It was a beautiful warm Autumn day last Sunday so we decided to head to the Sutton Salt Lake near Middlemarch. The hour long easy walk around the Sutton Salt Lake is a great way to enjoy the tranquility and natural history of this stunning landscape.
Sutton Salt Lake is New Zealand’s only inland salt lake, with water about half as salty as seawater. With no outlet, The lake has concentrated salts from surrounding soils as it is repeatedly filled, evaporated and refilled. Nestled amongst the spectacular parallel rock tor ridges of Sutton, with a backdrop of the Rock and Pillar Range, the lake (approximately 8 ha) occupies an enclosed shallow basin in the schist rock landscape.
The area was once part of Gladbrook Station which covered 14,000 hectares. It extended over the Rock and Pillar Range to Patearoa and down the southern side of the Taieri River almost as far as Outram. The station was established in 1872. On seasonal journeys Maori used the high ground of this area as a route to Central Otago, avoiding swamps on the plains.
These aren’t our footprints heading into the lake but they looked like people foot prints. The cloud formation in the background over the Rock and Pillar range is called the Taieri Pet caused when a westerly wind is forced up over the range. The Rock and Pillar range in the background and beyond that the Maniototo.
As you can see the lake isn’t very deep. The path back down to the car park. From here we had lunch at Quench cafe in Middlemarch then drove to Hindon Station in the Taieri Groge – see post

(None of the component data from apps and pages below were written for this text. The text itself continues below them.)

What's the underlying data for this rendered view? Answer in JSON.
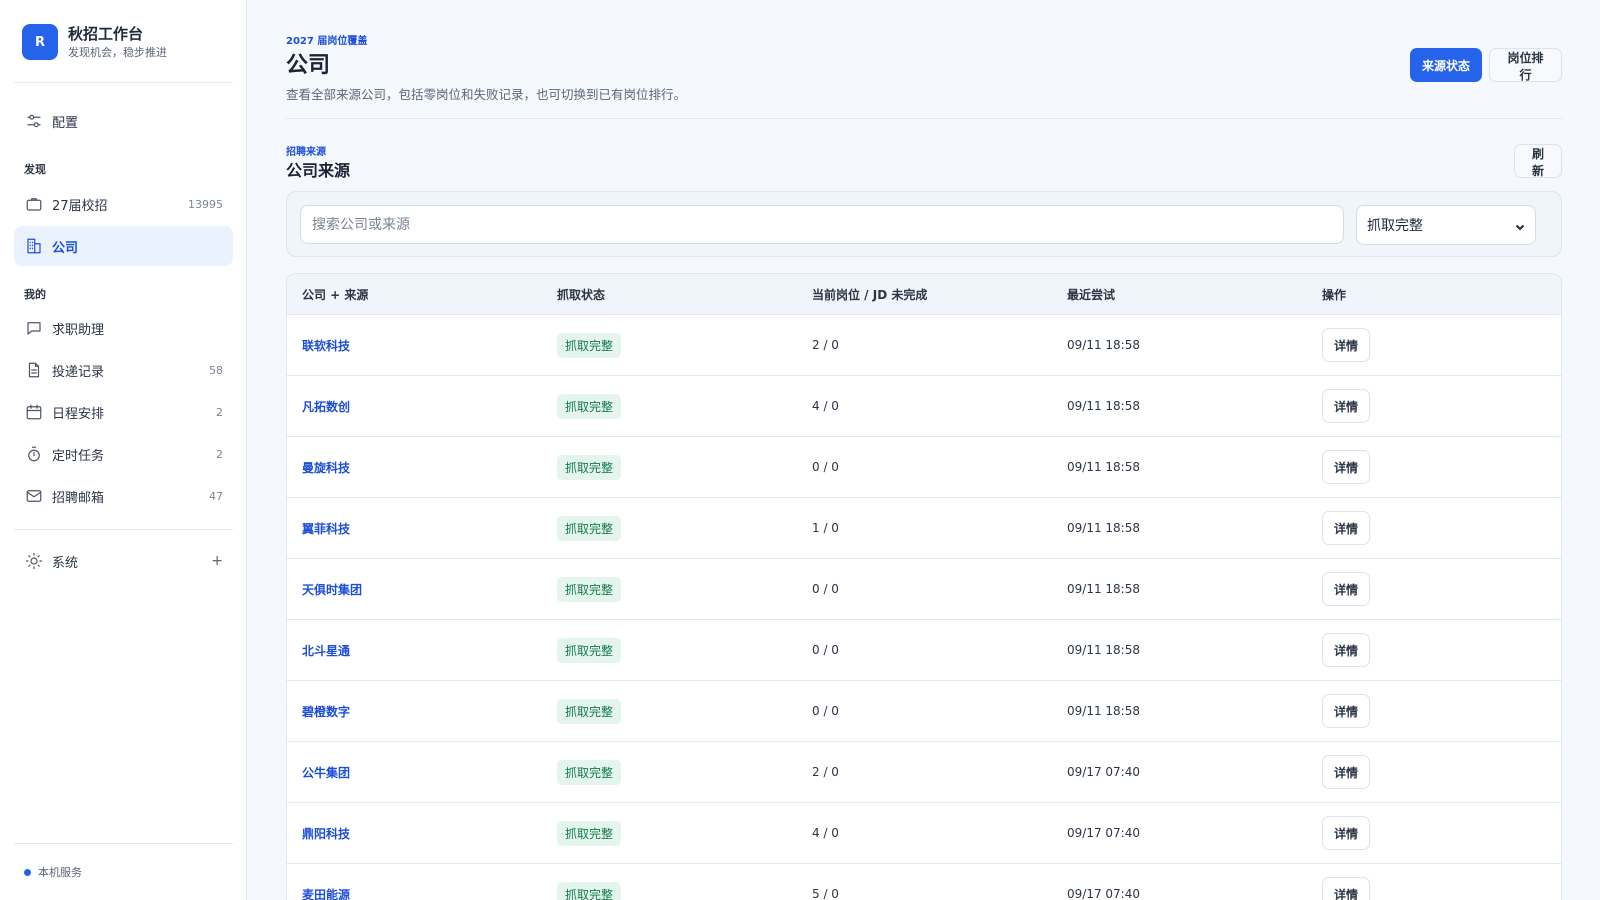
{
  "sidebar": {
    "brand": {
      "logo_letter": "R",
      "title": "秋招工作台",
      "subtitle": "发现机会，稳步推进"
    },
    "config": {
      "label": "配置",
      "icon": "sliders-icon"
    },
    "sections": {
      "discover": "发现",
      "mine": "我的"
    },
    "items": [
      {
        "label": "27届校招",
        "count": "13995",
        "icon": "briefcase-icon"
      },
      {
        "label": "公司",
        "count": "",
        "icon": "building-icon",
        "active": true
      },
      {
        "label": "求职助理",
        "count": "",
        "icon": "chat-icon"
      },
      {
        "label": "投递记录",
        "count": "58",
        "icon": "document-icon"
      },
      {
        "label": "日程安排",
        "count": "2",
        "icon": "calendar-icon"
      },
      {
        "label": "定时任务",
        "count": "2",
        "icon": "timer-icon"
      },
      {
        "label": "招聘邮箱",
        "count": "47",
        "icon": "mail-icon"
      }
    ],
    "system": {
      "label": "系统",
      "plus": "+",
      "icon": "sun-icon"
    },
    "service": {
      "label": "本机服务"
    }
  },
  "header": {
    "eyebrow": "2027 届岗位覆盖",
    "title": "公司",
    "description": "查看全部来源公司，包括零岗位和失败记录，也可切换到已有岗位排行。",
    "tab_source": "来源状态",
    "tab_ranking": "岗位排行"
  },
  "section": {
    "eyebrow": "招聘来源",
    "title": "公司来源",
    "refresh": "刷新"
  },
  "filters": {
    "search_placeholder": "搜索公司或来源",
    "status_selected": "抓取完整"
  },
  "table": {
    "headers": [
      "公司 + 来源",
      "抓取状态",
      "当前岗位 / JD 未完成",
      "最近尝试",
      "操作"
    ],
    "rows": [
      {
        "company": "联软科技",
        "status": "抓取完整",
        "jobs": "2 / 0",
        "time": "09/11 18:58",
        "action": "详情"
      },
      {
        "company": "凡拓数创",
        "status": "抓取完整",
        "jobs": "4 / 0",
        "time": "09/11 18:58",
        "action": "详情"
      },
      {
        "company": "曼旋科技",
        "status": "抓取完整",
        "jobs": "0 / 0",
        "time": "09/11 18:58",
        "action": "详情"
      },
      {
        "company": "翼菲科技",
        "status": "抓取完整",
        "jobs": "1 / 0",
        "time": "09/11 18:58",
        "action": "详情"
      },
      {
        "company": "天俱时集团",
        "status": "抓取完整",
        "jobs": "0 / 0",
        "time": "09/11 18:58",
        "action": "详情"
      },
      {
        "company": "北斗星通",
        "status": "抓取完整",
        "jobs": "0 / 0",
        "time": "09/11 18:58",
        "action": "详情"
      },
      {
        "company": "碧橙数字",
        "status": "抓取完整",
        "jobs": "0 / 0",
        "time": "09/11 18:58",
        "action": "详情"
      },
      {
        "company": "公牛集团",
        "status": "抓取完整",
        "jobs": "2 / 0",
        "time": "09/17 07:40",
        "action": "详情"
      },
      {
        "company": "鼎阳科技",
        "status": "抓取完整",
        "jobs": "4 / 0",
        "time": "09/17 07:40",
        "action": "详情"
      },
      {
        "company": "麦田能源",
        "status": "抓取完整",
        "jobs": "5 / 0",
        "time": "09/17 07:40",
        "action": "详情"
      }
    ]
  }
}
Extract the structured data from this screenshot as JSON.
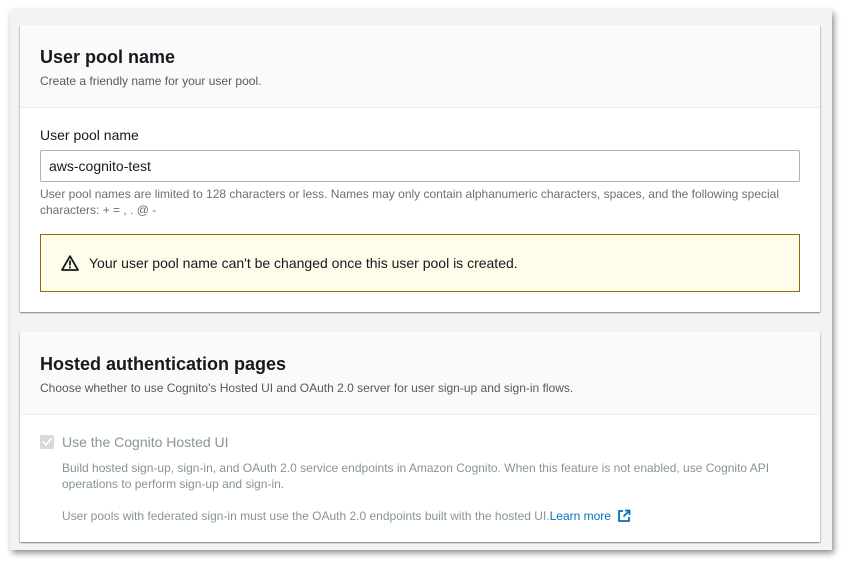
{
  "user_pool_section": {
    "title": "User pool name",
    "description": "Create a friendly name for your user pool.",
    "field_label": "User pool name",
    "field_value": "aws-cognito-test",
    "hint_line1": "User pool names are limited to 128 characters or less. Names may only contain alphanumeric characters, spaces, and the following special",
    "hint_line2": "characters: + = , . @ -",
    "alert_text": "Your user pool name can't be changed once this user pool is created.",
    "alert_icon": "warning-icon"
  },
  "hosted_section": {
    "title": "Hosted authentication pages",
    "description": "Choose whether to use Cognito's Hosted UI and OAuth 2.0 server for user sign-up and sign-in flows.",
    "checkbox_label": "Use the Cognito Hosted UI",
    "checkbox_checked": true,
    "desc_line1": "Build hosted sign-up, sign-in, and OAuth 2.0 service endpoints in Amazon Cognito. When this feature is not enabled, use Cognito API",
    "desc_line2": "operations to perform sign-up and sign-in.",
    "federated_text": "User pools with federated sign-in must use the OAuth 2.0 endpoints built with the hosted UI.",
    "learn_more": "Learn more",
    "learn_more_icon": "external-link-icon"
  },
  "colors": {
    "link": "#0073bb",
    "warning_border": "#906806",
    "warning_bg": "#fffce9"
  }
}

Drive south of Dunedin to Outram and take SH87, heading towards Middlemarch. Turn left onto Kidds Roadd before you cross the railway line at Sutton. The reserve entrance is about 2.5 km along Kidds Road, on the left.